» Work to be completed:
What is needed here is every record, retyped without any change.

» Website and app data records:
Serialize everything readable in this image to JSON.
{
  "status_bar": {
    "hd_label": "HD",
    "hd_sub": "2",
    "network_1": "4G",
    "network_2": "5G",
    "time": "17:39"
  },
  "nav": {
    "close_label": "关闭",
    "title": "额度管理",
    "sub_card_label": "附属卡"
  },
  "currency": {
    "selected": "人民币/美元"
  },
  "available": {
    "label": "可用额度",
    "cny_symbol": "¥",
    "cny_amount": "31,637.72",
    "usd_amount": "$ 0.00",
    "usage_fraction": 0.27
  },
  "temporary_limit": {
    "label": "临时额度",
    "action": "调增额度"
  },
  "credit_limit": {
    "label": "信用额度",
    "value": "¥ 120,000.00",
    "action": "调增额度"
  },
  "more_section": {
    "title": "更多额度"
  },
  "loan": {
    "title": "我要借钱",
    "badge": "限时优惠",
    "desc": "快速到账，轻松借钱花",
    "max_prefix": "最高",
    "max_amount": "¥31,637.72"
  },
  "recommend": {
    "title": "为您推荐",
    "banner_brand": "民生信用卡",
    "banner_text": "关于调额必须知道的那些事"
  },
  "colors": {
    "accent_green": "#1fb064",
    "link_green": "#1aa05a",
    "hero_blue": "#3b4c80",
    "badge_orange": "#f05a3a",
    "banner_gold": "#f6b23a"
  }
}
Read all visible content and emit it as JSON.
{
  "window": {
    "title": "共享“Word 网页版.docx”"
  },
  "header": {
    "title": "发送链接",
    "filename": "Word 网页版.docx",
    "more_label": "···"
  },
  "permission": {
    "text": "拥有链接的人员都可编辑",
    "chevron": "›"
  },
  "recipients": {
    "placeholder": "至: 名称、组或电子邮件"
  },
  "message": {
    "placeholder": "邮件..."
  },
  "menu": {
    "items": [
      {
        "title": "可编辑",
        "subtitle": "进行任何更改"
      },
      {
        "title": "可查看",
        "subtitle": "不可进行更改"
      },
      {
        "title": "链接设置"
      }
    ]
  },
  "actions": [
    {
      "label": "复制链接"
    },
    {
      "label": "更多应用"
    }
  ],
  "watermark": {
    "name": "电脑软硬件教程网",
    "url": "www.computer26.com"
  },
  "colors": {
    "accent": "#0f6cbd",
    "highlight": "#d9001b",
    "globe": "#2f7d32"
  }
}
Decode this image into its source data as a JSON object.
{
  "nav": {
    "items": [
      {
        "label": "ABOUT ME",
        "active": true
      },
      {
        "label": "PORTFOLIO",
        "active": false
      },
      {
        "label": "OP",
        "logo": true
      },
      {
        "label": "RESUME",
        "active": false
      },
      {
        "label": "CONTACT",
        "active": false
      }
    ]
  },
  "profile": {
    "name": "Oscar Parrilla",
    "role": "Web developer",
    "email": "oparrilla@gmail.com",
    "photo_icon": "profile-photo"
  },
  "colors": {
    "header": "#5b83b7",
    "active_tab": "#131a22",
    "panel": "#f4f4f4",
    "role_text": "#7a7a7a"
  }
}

» Response:
Serialize everything readable in this image to JSON.
{
  "status_bar": {
    "hd_label": "HD",
    "hd_sub": "2",
    "network_1": "4G",
    "network_2": "5G",
    "time": "17:39"
  },
  "nav": {
    "close_label": "关闭",
    "title": "额度管理",
    "sub_card_label": "附属卡"
  },
  "currency": {
    "selected": "人民币/美元"
  },
  "available": {
    "label": "可用额度",
    "cny_symbol": "¥",
    "cny_amount": "31,637.72",
    "usd_amount": "$ 0.00",
    "usage_fraction": 0.27
  },
  "temporary_limit": {
    "label": "临时额度",
    "action": "调增额度"
  },
  "credit_limit": {
    "label": "信用额度",
    "value": "¥ 120,000.00",
    "action": "调增额度"
  },
  "more_section": {
    "title": "更多额度"
  },
  "loan": {
    "title": "我要借钱",
    "badge": "限时优惠",
    "desc": "快速到账，轻松借钱花",
    "max_prefix": "最高",
    "max_amount": "¥31,637.72"
  },
  "recommend": {
    "title": "为您推荐",
    "banner_brand": "民生信用卡",
    "banner_text": "关于调额必须知道的那些事"
  },
  "colors": {
    "accent_green": "#1fb064",
    "link_green": "#1aa05a",
    "hero_blue": "#3b4c80",
    "badge_orange": "#f05a3a",
    "banner_gold": "#f6b23a"
  }
}
Read all visible content and emit it as JSON.
{
  "window": {
    "title": "共享“Word 网页版.docx”"
  },
  "header": {
    "title": "发送链接",
    "filename": "Word 网页版.docx",
    "more_label": "···"
  },
  "permission": {
    "text": "拥有链接的人员都可编辑",
    "chevron": "›"
  },
  "recipients": {
    "placeholder": "至: 名称、组或电子邮件"
  },
  "message": {
    "placeholder": "邮件..."
  },
  "menu": {
    "items": [
      {
        "title": "可编辑",
        "subtitle": "进行任何更改"
      },
      {
        "title": "可查看",
        "subtitle": "不可进行更改"
      },
      {
        "title": "链接设置"
      }
    ]
  },
  "actions": [
    {
      "label": "复制链接"
    },
    {
      "label": "更多应用"
    }
  ],
  "watermark": {
    "name": "电脑软硬件教程网",
    "url": "www.computer26.com"
  },
  "colors": {
    "accent": "#0f6cbd",
    "highlight": "#d9001b",
    "globe": "#2f7d32"
  }
}
Decode this image into its source data as a JSON object.
{
  "nav": {
    "items": [
      {
        "label": "ABOUT ME",
        "active": true
      },
      {
        "label": "PORTFOLIO",
        "active": false
      },
      {
        "label": "OP",
        "logo": true
      },
      {
        "label": "RESUME",
        "active": false
      },
      {
        "label": "CONTACT",
        "active": false
      }
    ]
  },
  "profile": {
    "name": "Oscar Parrilla",
    "role": "Web developer",
    "email": "oparrilla@gmail.com",
    "photo_icon": "profile-photo"
  },
  "colors": {
    "header": "#5b83b7",
    "active_tab": "#131a22",
    "panel": "#f4f4f4",
    "role_text": "#7a7a7a"
  }
}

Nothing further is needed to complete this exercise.